I was dubious about Venmo when my friends started using it several months ago, but because FOMO is a real thing, I ended up downloading it. If you don’t know, Venmo is an app that easily lets you send and receive payments amongst your friends. Because I’ve grown to appreciate Venmo for the small part in plays in my life, I started telling my brother about it over dinner.
“It’s kind of like Paypal! It’s safe, it connects to your debit card, and it’s free!” Despite my enthusiasm, Aaron, my brother, was clearly unimpressed. He didn’t think it was a problem worth creating an app over. But Aaron is also the kind of person who pays for dinner without worrying about who owes how much or who should pay for dinner next time. He hates that you “charge” your friends their half of the bill. “It’s stingy. Like I’m pinching pennies or counting good deeds,” he said. He’s either altruistic or too lazy to care about even distribution of money.
But not everyone has my brother’s generosity (or apathy), so Venmo has become increasingly popular within my circle of friends.
My friends and I use Venmo because it’s easier than hassling our attractive waiter into splitting our check five different ways. When going out to dinner, there’s always someone who doesn’t have the right amount of cash. It’s a minor inconvenience, but figuring out how to settle the bill when each person brought 20 bucks is time consuming. On top of that, I’m embarrassingly bad at math so when we start calculating how much each person owes plus tax plus gratuity, I’ve probably already mentally checked out, imagining a scenario wherein I’m rich and I pay for everyone’s meals and we move on with our lives.
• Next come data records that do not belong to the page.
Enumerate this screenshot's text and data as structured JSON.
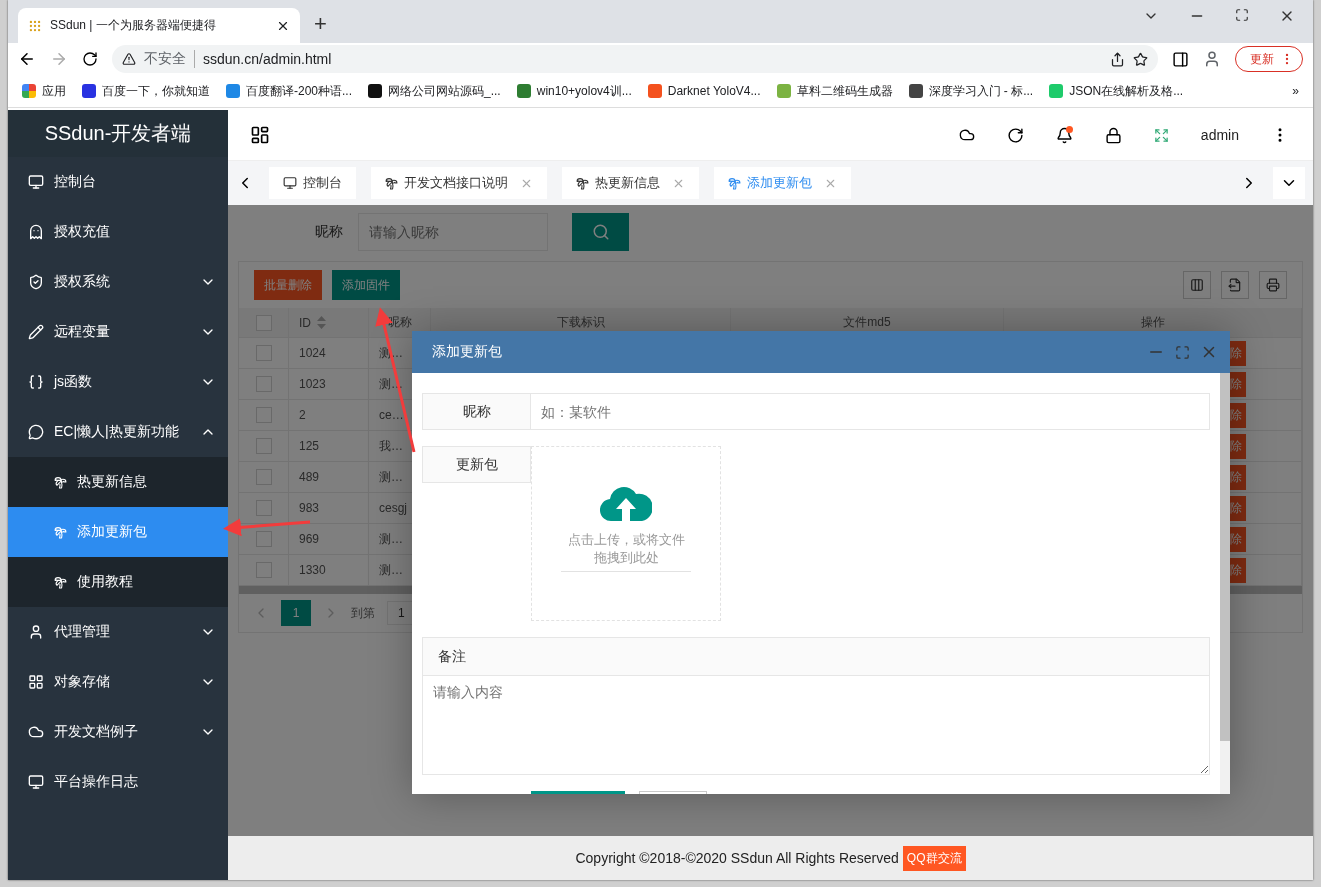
{
  "browser": {
    "tab_title": "SSdun | 一个为服务器端便捷得",
    "new_tab": "+",
    "security": "不安全",
    "url": "ssdun.cn/admin.html",
    "update_button": "更新",
    "bookmarks": [
      {
        "label": "应用"
      },
      {
        "label": "百度一下，你就知道"
      },
      {
        "label": "百度翻译-200种语..."
      },
      {
        "label": "网络公司网站源码_..."
      },
      {
        "label": "win10+yolov4训..."
      },
      {
        "label": "Darknet YoloV4..."
      },
      {
        "label": "草料二维码生成器"
      },
      {
        "label": "深度学习入门 - 标..."
      },
      {
        "label": "JSON在线解析及格..."
      }
    ],
    "more_bookmarks": "»"
  },
  "sidebar": {
    "logo": "SSdun-开发者端",
    "items": [
      {
        "label": "控制台",
        "kind": "link",
        "selected": false
      },
      {
        "label": "授权充值",
        "kind": "link",
        "selected": false
      },
      {
        "label": "授权系统",
        "kind": "group",
        "expanded": false,
        "selected": false
      },
      {
        "label": "远程变量",
        "kind": "group",
        "expanded": false,
        "selected": false
      },
      {
        "label": "js函数",
        "kind": "group",
        "expanded": false,
        "selected": false
      },
      {
        "label": "EC|懒人|热更新功能",
        "kind": "group",
        "expanded": true,
        "selected": false,
        "children": [
          {
            "label": "热更新信息",
            "selected": false
          },
          {
            "label": "添加更新包",
            "selected": true
          },
          {
            "label": "使用教程",
            "selected": false
          }
        ]
      },
      {
        "label": "代理管理",
        "kind": "group",
        "expanded": false,
        "selected": false
      },
      {
        "label": "对象存储",
        "kind": "group",
        "expanded": false,
        "selected": false
      },
      {
        "label": "开发文档例子",
        "kind": "group",
        "expanded": false,
        "selected": false
      },
      {
        "label": "平台操作日志",
        "kind": "link",
        "selected": false
      }
    ]
  },
  "header": {
    "user": "admin",
    "notification": true
  },
  "page_tabs": [
    {
      "label": "控制台",
      "selected": false,
      "closable": false
    },
    {
      "label": "开发文档接口说明",
      "selected": false,
      "closable": true
    },
    {
      "label": "热更新信息",
      "selected": false,
      "closable": true
    },
    {
      "label": "添加更新包",
      "selected": true,
      "closable": true
    }
  ],
  "search": {
    "label": "昵称",
    "placeholder": "请输入昵称"
  },
  "toolbar": [
    {
      "label": "批量删除",
      "kind": "danger"
    },
    {
      "label": "添加固件",
      "kind": "primary"
    }
  ],
  "table": {
    "all_checked": false,
    "columns": [
      "ID",
      "昵称",
      "下载标识",
      "文件md5",
      "操作"
    ],
    "rows": [
      {
        "id": "1024",
        "name": "测…",
        "action": "除",
        "checked": false
      },
      {
        "id": "1023",
        "name": "测…",
        "action": "除",
        "checked": false
      },
      {
        "id": "2",
        "name": "ce…",
        "action": "除",
        "checked": false
      },
      {
        "id": "125",
        "name": "我…",
        "action": "除",
        "checked": false
      },
      {
        "id": "489",
        "name": "测…",
        "action": "除",
        "checked": false
      },
      {
        "id": "983",
        "name": "cesgj",
        "action": "除",
        "checked": false
      },
      {
        "id": "969",
        "name": "测…",
        "action": "除",
        "checked": false
      },
      {
        "id": "1330",
        "name": "测…",
        "action": "除",
        "checked": false
      }
    ]
  },
  "pagination": {
    "page": "1",
    "goto_label": "到第",
    "goto_value": "1"
  },
  "dialog": {
    "title": "添加更新包",
    "fields": [
      {
        "kind": "input",
        "label": "昵称",
        "placeholder": "如：某软件"
      },
      {
        "kind": "upload",
        "label": "更新包",
        "hint": "点击上传，或将文件拖拽到此处"
      },
      {
        "kind": "textarea",
        "label": "备注",
        "placeholder": "请输入内容"
      }
    ]
  },
  "footer": {
    "copyright": "Copyright ©2018-©2020 SSdun All Rights Reserved",
    "badge": "QQ群交流"
  }
}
One of my brother’s concerns with Venmo is that it connects to your bank account, which makes him feel as if he’s relinquishing control of his money even though he’s fully capable of paying someone back without Venmo. And it’s true: there’s a sense of realness that our smartphones take away from us. My brother is not advocating for the literal exchange of money between hands, but rather he dislikes the growing obsolescence of human connection when doing things with people in a tangible way.
So, really, Aaron doesn’t hate Venmo; he simply hates the idea that we are slowly relying on apps similar to Venmo when “the old fashioned way” worked just as well. After all, why should we fix something that isn’t broken?
In a time when we rely on smartphones for everything — from directions to restaurant reviews to dating — my brother thinks it’s important to bring back some agency in your life. We are not a technologically-dependent people who are incapable of splitting checks. This becomes more interesting when we think about which of us is right: Do I rely too much on non-essential apps when the entire history of humanity existed and thrived without them? Or is my brother wasting time when he has to go to the bank to withdraw cash?
I haven’t completely sold my soul to the technology devil, but I’m all about making life easier. We don’t need to fix things that aren’t broken and a trip to the bank for cash doesn’t take as long as I exaggerate it does. But there’s something super cool about innovation and the way we can look at something and make it better simply because we can.
There’s no denying that Venmo is useful: Some people use it to pay their roommates for internet, cable, or outrageously expensive movie tickets they tricked themselves into believing was worth it. Some people “charge” their roommates rent, because there’s always that one dude who forgets every single month. And sure, these may be #firstworldproblems, but I’m not one to turn my back on something that has real value —albeit small— only to use outdated checkbooks for tradition’s sake.
While Venmo may be an app that’s marketed to 20-somethings who are conscious about their money but are still committed to going out to dinner three nights a week, that’s okay. Venmo doesn’t have to appeal to my mom or my overly generous, conventional brother; there are enough people who see its functionality for what it is.
The bottom line is that it’s more convenient to Venmo someone 600 bucks for rent instead of carrying actual money around. Sure, it’s not as practical as the Reminder app, but Venmo eliminated a small nuisance in my life easily worth 700 words. We know the great value of our little computer phones, but Venmo reminds us that our iPhones can solve small problems, too. And isn’t this what Steve Jobs wanted all along? If you need to send your friend $8 for a salad, there’s an app for that.